As a recording artist, Tom T. Hall has led two lives. One of them features sentimental ballads like his biggest hit "I Love." That side of Hall was represented on his last album, "Songs From Sopchoppy."
On "Home Grown," Hall returns to what most people think of his classic style, that of the storyteller. The sound on this album is remarkably similar to Hall's halcyon days, as he has made not one single concession to modern radio tastes. To paraphrase one of this album's song titles, he's just the way he's always been. Some of Hall's new tales harken back to simpler times, such as tributes to his Bluegrass idols Bill Monroe ("Bill Monroe For Breakfast" and The Carter Family ("Local Flowers"). Others like "Legend Of The Lady Bear" and "Royal Annie" are sterling human portraits.
Missing is the biting social commentary which Hall wrote so often in the Sixties and Seventies, but his tales of rural America are fascinating nonetheless.
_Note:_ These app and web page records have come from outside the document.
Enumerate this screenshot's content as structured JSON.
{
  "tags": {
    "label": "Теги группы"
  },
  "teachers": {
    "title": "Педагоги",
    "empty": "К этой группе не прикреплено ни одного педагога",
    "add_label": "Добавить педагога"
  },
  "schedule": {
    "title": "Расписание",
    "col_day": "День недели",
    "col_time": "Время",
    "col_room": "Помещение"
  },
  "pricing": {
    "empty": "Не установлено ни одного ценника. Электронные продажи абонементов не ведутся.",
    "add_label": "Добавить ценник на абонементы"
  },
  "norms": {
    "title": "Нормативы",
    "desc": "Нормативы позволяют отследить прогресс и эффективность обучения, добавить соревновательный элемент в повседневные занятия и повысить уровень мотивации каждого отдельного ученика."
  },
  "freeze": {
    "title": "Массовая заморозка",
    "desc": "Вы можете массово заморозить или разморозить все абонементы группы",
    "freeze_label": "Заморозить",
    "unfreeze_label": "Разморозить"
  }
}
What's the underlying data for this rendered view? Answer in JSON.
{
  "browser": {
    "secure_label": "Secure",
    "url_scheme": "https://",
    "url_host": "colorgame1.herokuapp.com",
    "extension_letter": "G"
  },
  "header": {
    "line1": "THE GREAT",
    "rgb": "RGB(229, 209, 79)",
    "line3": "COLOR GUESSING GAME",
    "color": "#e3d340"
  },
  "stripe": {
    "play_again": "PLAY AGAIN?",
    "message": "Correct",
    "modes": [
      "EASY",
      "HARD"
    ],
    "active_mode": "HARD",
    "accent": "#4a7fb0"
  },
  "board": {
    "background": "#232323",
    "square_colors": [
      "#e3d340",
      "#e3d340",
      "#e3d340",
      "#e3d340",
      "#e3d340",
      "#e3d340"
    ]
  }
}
This is an album that seems to have come to us through a time warp, and Hall's fans should cherish it.